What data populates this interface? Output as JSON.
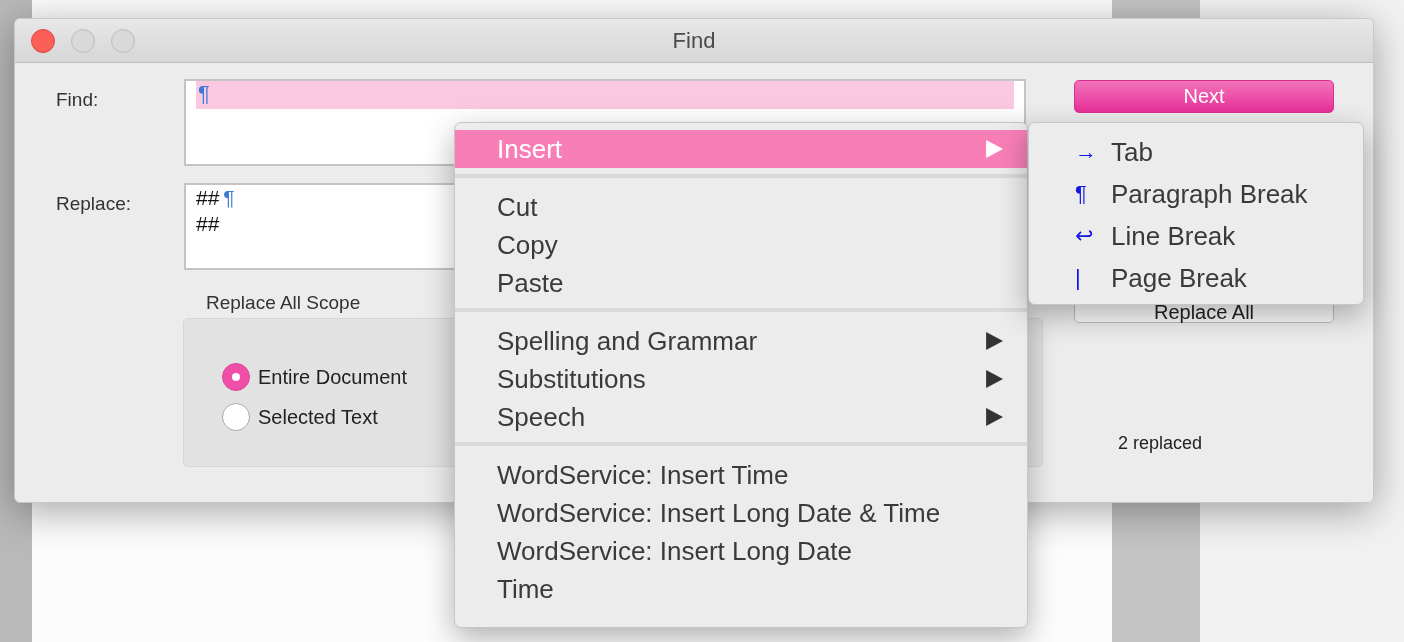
{
  "window": {
    "title": "Find"
  },
  "find": {
    "label": "Find:",
    "value": "¶",
    "selected": true
  },
  "replace": {
    "label": "Replace:",
    "lines": [
      {
        "text": "##",
        "mark": "¶"
      },
      {
        "text": "##"
      }
    ]
  },
  "scope": {
    "title": "Replace All Scope",
    "options": [
      {
        "label": "Entire Document",
        "selected": true
      },
      {
        "label": "Selected Text",
        "selected": false
      }
    ]
  },
  "buttons": [
    {
      "label": "Next",
      "kind": "default"
    },
    {
      "label": "Replace All",
      "kind": "plain"
    }
  ],
  "status": "2 replaced",
  "context_menu": {
    "sections": [
      [
        {
          "label": "Insert",
          "submenu": true,
          "highlighted": true
        }
      ],
      [
        {
          "label": "Cut",
          "submenu": false,
          "highlighted": false
        },
        {
          "label": "Copy",
          "submenu": false,
          "highlighted": false
        },
        {
          "label": "Paste",
          "submenu": false,
          "highlighted": false
        }
      ],
      [
        {
          "label": "Spelling and Grammar",
          "submenu": true,
          "highlighted": false
        },
        {
          "label": "Substitutions",
          "submenu": true,
          "highlighted": false
        },
        {
          "label": "Speech",
          "submenu": true,
          "highlighted": false
        }
      ],
      [
        {
          "label": "WordService: Insert Time",
          "submenu": false,
          "highlighted": false
        },
        {
          "label": "WordService: Insert Long Date & Time",
          "submenu": false,
          "highlighted": false
        },
        {
          "label": "WordService: Insert Long Date",
          "submenu": false,
          "highlighted": false
        },
        {
          "label": "Time",
          "submenu": false,
          "highlighted": false
        }
      ]
    ]
  },
  "submenu": {
    "items": [
      {
        "symbol": "→",
        "label": "Tab"
      },
      {
        "symbol": "¶",
        "label": "Paragraph Break"
      },
      {
        "symbol": "↩",
        "label": "Line Break"
      },
      {
        "symbol": "|",
        "label": "Page Break"
      }
    ]
  }
}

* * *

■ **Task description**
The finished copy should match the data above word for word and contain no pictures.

■ **Response to this exercise**
What data populates this interface? Output as JSON.
{
  "window": {
    "title": "Find"
  },
  "find": {
    "label": "Find:",
    "value": "¶",
    "selected": true
  },
  "replace": {
    "label": "Replace:",
    "lines": [
      {
        "text": "##",
        "mark": "¶"
      },
      {
        "text": "##"
      }
    ]
  },
  "scope": {
    "title": "Replace All Scope",
    "options": [
      {
        "label": "Entire Document",
        "selected": true
      },
      {
        "label": "Selected Text",
        "selected": false
      }
    ]
  },
  "buttons": [
    {
      "label": "Next",
      "kind": "default"
    },
    {
      "label": "Replace All",
      "kind": "plain"
    }
  ],
  "status": "2 replaced",
  "context_menu": {
    "sections": [
      [
        {
          "label": "Insert",
          "submenu": true,
          "highlighted": true
        }
      ],
      [
        {
          "label": "Cut",
          "submenu": false,
          "highlighted": false
        },
        {
          "label": "Copy",
          "submenu": false,
          "highlighted": false
        },
        {
          "label": "Paste",
          "submenu": false,
          "highlighted": false
        }
      ],
      [
        {
          "label": "Spelling and Grammar",
          "submenu": true,
          "highlighted": false
        },
        {
          "label": "Substitutions",
          "submenu": true,
          "highlighted": false
        },
        {
          "label": "Speech",
          "submenu": true,
          "highlighted": false
        }
      ],
      [
        {
          "label": "WordService: Insert Time",
          "submenu": false,
          "highlighted": false
        },
        {
          "label": "WordService: Insert Long Date & Time",
          "submenu": false,
          "highlighted": false
        },
        {
          "label": "WordService: Insert Long Date",
          "submenu": false,
          "highlighted": false
        },
        {
          "label": "Time",
          "submenu": false,
          "highlighted": false
        }
      ]
    ]
  },
  "submenu": {
    "items": [
      {
        "symbol": "→",
        "label": "Tab"
      },
      {
        "symbol": "¶",
        "label": "Paragraph Break"
      },
      {
        "symbol": "↩",
        "label": "Line Break"
      },
      {
        "symbol": "|",
        "label": "Page Break"
      }
    ]
  }
}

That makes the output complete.